“For the time being, we have probably given a bitcoin peak for the next year or two,” Minerd told the business network.

Minerd also told Bloomberg News, weeks ago, that his price forecast for bitcoin was $ 400,000.

Since its recent peak, bitcoin has shrunk by at least 20%, meeting the commonly accepted definition for a bear market in an asset.

The fall in bitcoins has also taken it below its near-term moving average, the 20-day exponential moving average, or EMA, at $ 32,544, according to FactSet data.

EMAs, like simple moving averages, are sometimes used by technical analysts to measure bearish and bullish short-term trends in an asset, and can be useful for bitcoins that are prone to powerful swings on a daily basis.

Hodlers – a popular spelling of the word “hold” or “holders” in the crypto community – tends not to focus on the short-term movements in cryptos and holding the asset in the long term. And it is often difficult to peg a specific shift in virtual assets to any related news item.

However, marketers have been processing the dramatic moves by virtual assets in recent weeks and months as well as assessing the outlook for bitcoins and other assets in the Biden administration.

Earlier in the week, Janet Yellen, President Biden’s nominee for U.S. Treasury Secretary, said she would consider curtailing digital assets, saying she feared using it for money laundering and other abuse.

Moreover, some advocates worry that Gary Gensler, former head of the Commodity Futures Trading Commission and professor of cryptocurrencies at the Massachusetts Institute of Technology, could scrutinize bitcoin regulation, as Biden’s choice for Chairman of the Securities and Exchange Commission.

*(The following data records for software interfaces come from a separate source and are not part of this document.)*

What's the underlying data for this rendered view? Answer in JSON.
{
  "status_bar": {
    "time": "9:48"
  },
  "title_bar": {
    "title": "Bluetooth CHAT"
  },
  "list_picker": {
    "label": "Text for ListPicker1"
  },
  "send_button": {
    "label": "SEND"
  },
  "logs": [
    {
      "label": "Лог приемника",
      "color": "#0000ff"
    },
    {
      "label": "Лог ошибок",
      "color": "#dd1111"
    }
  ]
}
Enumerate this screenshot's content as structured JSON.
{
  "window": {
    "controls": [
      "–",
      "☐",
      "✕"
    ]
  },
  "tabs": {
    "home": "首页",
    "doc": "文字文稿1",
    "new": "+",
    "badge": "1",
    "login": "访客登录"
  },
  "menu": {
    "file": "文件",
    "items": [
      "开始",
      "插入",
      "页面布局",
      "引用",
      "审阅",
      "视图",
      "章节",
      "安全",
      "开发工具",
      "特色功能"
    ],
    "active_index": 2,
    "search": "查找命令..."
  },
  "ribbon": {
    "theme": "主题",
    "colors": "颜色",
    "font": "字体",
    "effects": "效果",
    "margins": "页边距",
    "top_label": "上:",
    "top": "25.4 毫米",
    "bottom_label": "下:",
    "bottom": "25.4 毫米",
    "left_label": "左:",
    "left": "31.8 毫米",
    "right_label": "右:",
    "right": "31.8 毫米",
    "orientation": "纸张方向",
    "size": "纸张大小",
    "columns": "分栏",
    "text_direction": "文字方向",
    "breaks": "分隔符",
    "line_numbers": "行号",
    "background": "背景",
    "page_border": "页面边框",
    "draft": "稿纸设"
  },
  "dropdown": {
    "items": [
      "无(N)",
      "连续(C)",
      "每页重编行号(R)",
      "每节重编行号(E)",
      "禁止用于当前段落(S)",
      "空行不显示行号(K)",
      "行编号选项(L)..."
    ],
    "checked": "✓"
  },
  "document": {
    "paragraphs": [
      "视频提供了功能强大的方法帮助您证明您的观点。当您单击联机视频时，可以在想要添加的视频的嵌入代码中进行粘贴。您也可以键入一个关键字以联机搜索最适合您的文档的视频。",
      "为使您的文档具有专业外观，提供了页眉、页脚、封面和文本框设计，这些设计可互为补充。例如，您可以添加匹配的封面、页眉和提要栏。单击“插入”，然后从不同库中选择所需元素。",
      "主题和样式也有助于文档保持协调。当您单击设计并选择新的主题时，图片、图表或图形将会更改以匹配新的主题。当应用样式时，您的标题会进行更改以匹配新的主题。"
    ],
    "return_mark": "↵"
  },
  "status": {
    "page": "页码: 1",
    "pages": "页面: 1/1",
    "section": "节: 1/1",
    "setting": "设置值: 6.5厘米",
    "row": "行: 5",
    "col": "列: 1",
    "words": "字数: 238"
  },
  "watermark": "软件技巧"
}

Still, many investors often view the disadvantages of bitcoin as opportunities to increase their stakes in the speculative market, often described as one that reflects many of the characteristics of an asset bubble.

Guggenheim Minerd is one of several institutional investors who have taken notice of bitcoin’s price rally and sought exposure to the blockchain-backed asset.

Most recently, a public filing revealed that BlackRock, the world’s largest money manager, is about to dip its toes into the world of cryptoassets and buy the future of bitcoin BTC.1,